Reader: Good morning. I have a quick question on your front-page article on Wednesday, March 25. In the first paragraph on your article on “Oil producers brace for a prolonged slowdown,” you stated that the oil producers in the county received a privileged designation from the governor. Did Gov. Gavin Newsom consider this as a privileged designation, or was that your take that the designation was privileged?
— Thanks, Craig Kittle
Peterson: Business Editor John Cox, who reported and wrote this story, responded: "To be allowed to continue operating as normal when other industries are ordered to basically shut down is a privilege by definition. California's farming industry was given the same privilege, as explained in our story from Monday's cover."
It sounds like we have a matter of denotation versus connotation, that literal meaning of a word versus the feelings or ideas the word evokes.
Are businesses the governor deemed "essential" because they are providing "critical infrastructure" also privileged? By definition, as John said, yes — because they have a special right or advantage not given to all. But I can also see where some readers would be bothered by that word because of its connotation. I can tell you this: No offense was intended.
Reader: It has recently been reported that Dr. Anthony Fauci, director of the National Institute of Allergies and Infectious Diseases, had to resort to lambasting the news media. He wishes the media would stop “pitting” himself and President Donald Trump against each other.
Yet, TBC wasted valuable editorial space in printing letters from its usual contributors that did just that. It is unfortunate that these same individuals rely on news sources that get their marching orders from Beijing.
— Gregory Laskowski
Peterson: We published an Associated Press story March 21 about the disagreement — I'm really trying to use a neutral word here — between the doctor and President Trump. We also published readers' opinions on the topic.
But I don't think The Californian committed any "pitting" of the two parties.
Reader: Hi, Christine, I wanted to tell you what a great job The Californian is doing covering the coronavirus pandemic. Every day I see excellent new local stories keeping readers informed and up to date in all sections of the paper — main news, lifestyle and sports. It's impressive.
Your coverage doesn't just stop at the local angles. Your choice of AP stories ensures that we're staying up with developments at the national and international level. Journalists everywhere are living up to the greatest traditions of their profession, no more so than in Bakersfield.

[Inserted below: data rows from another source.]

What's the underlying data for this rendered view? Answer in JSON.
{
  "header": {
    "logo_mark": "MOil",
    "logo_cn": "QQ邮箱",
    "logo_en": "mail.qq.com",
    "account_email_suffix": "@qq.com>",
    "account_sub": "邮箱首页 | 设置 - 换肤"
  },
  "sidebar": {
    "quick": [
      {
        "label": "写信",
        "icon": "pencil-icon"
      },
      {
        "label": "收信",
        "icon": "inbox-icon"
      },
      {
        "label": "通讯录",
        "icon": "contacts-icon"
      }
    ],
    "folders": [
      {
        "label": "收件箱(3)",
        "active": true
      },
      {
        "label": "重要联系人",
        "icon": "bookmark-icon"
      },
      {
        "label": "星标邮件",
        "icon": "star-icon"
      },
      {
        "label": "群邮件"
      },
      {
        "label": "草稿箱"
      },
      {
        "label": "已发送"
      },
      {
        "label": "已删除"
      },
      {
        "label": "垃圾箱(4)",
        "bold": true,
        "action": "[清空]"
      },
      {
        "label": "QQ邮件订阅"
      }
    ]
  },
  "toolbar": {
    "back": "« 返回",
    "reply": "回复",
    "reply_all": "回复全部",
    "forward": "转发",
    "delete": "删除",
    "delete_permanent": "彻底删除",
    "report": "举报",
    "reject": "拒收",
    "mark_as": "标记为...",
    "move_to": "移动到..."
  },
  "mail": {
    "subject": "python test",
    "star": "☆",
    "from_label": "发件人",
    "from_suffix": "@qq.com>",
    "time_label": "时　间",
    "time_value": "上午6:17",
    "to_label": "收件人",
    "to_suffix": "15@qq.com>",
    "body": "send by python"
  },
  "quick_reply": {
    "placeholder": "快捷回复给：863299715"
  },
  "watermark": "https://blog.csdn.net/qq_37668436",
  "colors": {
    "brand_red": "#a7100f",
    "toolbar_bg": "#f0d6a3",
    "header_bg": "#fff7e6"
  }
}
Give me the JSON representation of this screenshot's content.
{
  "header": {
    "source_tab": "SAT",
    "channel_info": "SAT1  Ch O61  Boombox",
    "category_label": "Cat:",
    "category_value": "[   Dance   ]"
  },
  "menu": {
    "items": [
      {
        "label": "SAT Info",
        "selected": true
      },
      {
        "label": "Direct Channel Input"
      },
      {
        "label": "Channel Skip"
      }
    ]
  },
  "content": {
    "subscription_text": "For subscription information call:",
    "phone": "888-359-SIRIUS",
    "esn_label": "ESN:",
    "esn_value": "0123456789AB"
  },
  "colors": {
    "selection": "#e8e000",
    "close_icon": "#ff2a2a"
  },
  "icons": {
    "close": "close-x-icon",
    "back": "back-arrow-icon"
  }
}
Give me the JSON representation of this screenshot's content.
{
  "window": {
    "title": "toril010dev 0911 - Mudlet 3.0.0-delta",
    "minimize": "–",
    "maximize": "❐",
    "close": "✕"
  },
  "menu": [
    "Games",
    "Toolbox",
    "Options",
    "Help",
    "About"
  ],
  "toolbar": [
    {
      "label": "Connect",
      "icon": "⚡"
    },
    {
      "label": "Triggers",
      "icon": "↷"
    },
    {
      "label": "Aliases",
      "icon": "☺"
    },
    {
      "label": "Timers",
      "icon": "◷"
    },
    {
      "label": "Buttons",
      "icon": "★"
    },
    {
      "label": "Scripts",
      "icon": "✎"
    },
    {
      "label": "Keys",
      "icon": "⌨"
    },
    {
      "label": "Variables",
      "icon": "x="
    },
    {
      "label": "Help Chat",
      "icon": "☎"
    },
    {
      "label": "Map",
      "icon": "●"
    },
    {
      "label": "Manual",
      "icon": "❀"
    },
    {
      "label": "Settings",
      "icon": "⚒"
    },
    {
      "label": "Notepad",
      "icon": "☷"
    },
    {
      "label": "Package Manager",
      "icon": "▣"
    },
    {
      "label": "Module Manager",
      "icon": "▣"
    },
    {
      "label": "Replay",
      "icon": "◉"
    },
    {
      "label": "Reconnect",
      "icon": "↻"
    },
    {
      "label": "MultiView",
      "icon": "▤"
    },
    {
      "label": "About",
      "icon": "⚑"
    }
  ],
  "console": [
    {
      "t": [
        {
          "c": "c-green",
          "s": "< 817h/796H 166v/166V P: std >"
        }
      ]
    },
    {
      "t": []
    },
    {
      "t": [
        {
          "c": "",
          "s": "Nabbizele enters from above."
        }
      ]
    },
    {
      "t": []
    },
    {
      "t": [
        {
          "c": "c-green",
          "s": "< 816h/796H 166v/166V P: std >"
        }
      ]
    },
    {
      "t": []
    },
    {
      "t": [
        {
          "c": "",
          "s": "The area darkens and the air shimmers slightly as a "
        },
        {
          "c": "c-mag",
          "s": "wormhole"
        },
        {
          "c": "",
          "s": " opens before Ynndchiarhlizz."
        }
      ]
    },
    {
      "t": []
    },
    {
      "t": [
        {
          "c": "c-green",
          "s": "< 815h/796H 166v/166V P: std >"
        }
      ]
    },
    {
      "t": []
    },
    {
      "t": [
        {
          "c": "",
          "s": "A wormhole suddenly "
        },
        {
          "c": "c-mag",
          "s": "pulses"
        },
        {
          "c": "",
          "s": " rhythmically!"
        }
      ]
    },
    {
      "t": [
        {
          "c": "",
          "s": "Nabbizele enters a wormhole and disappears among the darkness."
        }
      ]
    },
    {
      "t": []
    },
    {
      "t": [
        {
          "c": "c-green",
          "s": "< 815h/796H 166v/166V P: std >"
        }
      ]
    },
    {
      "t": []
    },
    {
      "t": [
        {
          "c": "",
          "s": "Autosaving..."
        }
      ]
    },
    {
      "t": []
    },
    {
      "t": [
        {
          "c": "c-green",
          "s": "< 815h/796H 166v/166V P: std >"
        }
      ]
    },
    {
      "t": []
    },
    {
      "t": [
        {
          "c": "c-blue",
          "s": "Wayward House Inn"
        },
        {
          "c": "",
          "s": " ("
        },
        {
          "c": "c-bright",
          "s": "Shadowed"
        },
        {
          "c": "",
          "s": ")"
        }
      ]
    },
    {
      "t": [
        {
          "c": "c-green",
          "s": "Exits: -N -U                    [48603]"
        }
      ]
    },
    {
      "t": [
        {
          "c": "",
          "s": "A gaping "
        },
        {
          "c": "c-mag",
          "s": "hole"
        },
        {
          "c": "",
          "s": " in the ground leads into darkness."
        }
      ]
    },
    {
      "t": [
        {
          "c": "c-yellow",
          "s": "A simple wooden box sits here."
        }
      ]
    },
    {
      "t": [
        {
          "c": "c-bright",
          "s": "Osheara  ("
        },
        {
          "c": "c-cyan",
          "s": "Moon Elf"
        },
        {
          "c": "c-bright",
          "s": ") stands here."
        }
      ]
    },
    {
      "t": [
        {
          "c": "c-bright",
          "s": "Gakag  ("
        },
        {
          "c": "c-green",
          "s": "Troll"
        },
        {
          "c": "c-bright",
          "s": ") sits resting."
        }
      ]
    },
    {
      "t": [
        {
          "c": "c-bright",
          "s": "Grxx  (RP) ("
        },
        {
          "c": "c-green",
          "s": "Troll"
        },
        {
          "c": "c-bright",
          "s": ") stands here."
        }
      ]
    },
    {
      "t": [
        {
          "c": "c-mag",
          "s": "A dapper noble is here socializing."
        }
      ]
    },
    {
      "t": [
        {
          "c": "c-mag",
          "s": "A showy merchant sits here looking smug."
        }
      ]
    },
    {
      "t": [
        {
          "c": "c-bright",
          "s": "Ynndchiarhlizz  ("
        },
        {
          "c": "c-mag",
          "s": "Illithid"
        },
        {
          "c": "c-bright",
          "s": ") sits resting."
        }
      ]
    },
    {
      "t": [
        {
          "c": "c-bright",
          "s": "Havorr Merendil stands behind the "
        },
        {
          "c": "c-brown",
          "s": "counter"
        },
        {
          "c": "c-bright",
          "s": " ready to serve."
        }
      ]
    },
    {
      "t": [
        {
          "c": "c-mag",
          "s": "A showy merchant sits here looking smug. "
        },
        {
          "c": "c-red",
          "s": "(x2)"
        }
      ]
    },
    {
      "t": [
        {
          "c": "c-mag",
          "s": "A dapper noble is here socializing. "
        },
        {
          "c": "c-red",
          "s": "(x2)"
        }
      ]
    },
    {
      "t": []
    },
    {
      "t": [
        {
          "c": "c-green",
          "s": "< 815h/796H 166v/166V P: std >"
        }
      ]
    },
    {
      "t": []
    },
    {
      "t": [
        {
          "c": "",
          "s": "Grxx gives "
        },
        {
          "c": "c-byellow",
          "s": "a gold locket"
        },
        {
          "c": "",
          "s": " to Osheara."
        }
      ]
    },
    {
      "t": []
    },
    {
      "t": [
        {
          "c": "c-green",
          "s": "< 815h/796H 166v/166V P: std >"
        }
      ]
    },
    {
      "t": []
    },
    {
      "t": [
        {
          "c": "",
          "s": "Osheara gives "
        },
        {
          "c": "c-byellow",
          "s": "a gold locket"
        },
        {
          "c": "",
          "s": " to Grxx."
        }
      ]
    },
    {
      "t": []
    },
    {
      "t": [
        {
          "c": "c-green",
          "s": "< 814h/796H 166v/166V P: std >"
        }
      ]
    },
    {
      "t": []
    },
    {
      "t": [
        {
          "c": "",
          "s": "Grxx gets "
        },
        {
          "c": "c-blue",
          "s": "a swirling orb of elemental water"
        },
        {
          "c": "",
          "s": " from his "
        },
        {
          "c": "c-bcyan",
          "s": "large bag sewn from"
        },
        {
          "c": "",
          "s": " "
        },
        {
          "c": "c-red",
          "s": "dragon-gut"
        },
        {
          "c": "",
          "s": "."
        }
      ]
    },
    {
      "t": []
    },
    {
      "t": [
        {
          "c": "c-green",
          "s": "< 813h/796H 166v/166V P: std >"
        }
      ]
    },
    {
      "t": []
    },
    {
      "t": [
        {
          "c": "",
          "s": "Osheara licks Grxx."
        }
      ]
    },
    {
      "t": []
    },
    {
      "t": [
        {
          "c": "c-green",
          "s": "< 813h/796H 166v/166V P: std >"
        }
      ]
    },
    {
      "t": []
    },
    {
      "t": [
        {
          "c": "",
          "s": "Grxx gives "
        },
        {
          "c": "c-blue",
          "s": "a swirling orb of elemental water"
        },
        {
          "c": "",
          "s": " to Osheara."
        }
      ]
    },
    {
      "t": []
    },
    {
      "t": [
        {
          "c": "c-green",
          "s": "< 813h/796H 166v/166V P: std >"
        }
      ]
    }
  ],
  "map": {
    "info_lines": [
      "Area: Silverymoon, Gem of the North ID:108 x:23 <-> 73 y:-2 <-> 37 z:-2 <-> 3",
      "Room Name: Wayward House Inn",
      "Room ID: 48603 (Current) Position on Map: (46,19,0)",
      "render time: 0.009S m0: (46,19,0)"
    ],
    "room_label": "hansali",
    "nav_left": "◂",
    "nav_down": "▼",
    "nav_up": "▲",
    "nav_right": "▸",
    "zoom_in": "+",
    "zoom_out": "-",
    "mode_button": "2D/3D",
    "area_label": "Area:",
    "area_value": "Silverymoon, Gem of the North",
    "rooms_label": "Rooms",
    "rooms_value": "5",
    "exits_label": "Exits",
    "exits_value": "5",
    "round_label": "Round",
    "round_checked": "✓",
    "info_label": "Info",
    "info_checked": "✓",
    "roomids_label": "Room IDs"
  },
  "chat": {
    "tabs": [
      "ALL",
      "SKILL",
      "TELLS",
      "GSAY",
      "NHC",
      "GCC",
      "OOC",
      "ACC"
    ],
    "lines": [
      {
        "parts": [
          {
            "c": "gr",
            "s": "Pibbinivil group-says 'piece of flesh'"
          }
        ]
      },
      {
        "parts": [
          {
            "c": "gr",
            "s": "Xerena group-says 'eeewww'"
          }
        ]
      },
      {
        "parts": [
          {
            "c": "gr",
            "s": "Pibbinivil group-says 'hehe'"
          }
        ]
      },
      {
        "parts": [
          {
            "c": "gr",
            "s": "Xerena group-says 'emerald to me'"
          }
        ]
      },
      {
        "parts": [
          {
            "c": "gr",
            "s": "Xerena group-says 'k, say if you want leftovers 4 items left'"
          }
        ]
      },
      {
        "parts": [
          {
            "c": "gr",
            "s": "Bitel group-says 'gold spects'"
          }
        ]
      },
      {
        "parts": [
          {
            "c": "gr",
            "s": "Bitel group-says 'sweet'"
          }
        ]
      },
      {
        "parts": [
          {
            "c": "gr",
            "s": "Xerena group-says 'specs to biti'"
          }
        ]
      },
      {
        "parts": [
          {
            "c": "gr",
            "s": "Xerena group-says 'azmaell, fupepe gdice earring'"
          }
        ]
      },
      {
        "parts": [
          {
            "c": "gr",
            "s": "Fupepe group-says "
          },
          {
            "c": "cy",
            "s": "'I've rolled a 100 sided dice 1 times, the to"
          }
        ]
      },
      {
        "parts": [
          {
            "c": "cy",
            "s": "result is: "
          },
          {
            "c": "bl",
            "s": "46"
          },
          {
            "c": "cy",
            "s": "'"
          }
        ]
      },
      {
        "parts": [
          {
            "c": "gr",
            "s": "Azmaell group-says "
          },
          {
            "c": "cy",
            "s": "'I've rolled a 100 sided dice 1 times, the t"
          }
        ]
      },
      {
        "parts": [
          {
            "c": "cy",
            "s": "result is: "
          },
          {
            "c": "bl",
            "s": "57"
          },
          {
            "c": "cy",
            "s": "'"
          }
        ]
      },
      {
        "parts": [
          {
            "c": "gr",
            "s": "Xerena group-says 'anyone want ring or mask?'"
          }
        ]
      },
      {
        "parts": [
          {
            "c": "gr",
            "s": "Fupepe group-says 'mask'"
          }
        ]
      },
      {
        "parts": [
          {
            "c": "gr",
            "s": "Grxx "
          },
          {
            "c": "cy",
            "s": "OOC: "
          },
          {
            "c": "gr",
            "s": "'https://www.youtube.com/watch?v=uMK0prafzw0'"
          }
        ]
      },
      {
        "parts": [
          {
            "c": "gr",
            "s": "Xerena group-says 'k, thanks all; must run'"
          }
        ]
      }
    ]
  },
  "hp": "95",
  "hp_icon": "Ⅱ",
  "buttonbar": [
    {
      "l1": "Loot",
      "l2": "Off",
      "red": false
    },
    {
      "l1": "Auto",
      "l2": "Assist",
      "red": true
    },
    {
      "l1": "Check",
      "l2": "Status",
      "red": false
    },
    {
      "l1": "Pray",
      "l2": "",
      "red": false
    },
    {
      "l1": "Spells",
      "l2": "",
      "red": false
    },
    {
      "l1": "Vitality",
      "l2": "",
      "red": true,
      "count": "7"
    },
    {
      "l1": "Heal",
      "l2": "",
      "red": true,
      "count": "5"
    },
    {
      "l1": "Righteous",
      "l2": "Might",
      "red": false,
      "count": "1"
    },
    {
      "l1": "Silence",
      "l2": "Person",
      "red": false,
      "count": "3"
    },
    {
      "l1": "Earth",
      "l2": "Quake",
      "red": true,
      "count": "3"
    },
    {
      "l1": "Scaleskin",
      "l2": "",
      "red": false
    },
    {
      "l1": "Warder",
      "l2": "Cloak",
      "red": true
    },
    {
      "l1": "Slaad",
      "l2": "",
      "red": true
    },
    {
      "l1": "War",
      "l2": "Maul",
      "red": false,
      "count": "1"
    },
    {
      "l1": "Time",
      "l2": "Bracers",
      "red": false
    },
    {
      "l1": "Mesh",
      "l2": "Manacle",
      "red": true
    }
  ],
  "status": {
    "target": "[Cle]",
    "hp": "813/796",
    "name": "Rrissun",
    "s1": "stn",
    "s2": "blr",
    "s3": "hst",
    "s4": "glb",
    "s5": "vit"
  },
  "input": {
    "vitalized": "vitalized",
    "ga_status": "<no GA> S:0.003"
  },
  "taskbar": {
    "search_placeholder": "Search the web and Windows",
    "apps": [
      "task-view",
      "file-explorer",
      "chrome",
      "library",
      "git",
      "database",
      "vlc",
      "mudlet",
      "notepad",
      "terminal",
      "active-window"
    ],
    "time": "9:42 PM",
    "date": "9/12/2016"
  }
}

Never has it been more essential to have a free press dedicated to providing accurate information under the most trying of circumstances. You and your colleagues throughout the country deserve our thanks for the exceptional job you are doing. Thank you, Christine, and Steve, and John, and Ron, and Ema, and Sam, and others whose bylines I can't remember, and the unseen copy editors and headline writers, for an extraordinary job. You've renewed my faith in American journalism.
— Warmest regards, Mike Stepanovich
Peterson: Nope, I didn't ask Mike, a longtime colleague in the news and public relations professions, to pen this letter. But I sure did ask him if I could print it once he did. Thank you, Mike, for your kind words.
We're diligently working from our sofas, kitchen tables, socially distanced offices and more to report and deliver the latest news and information. It's hard! But like so many across our nation in all kinds of professions and jobs, we're doing it. I look forward to the day when I can see all my colleagues in person again.
I want to close today with words Leonard Pitts wrote in his column that we published Friday. They've been sticking in my mind since I read them. Maybe they'll resonate with you, too, as you sacrifice, completely rearrange your life, or so nobly work in an essential position, especially our health care professionals.
Pitts wrote: "You always wonder who you'll be in the moment of crisis, how you'll acquit yourself when stuff gets real. Will you do the right thing? Even if it's hard? Even if it demands sacrifice?"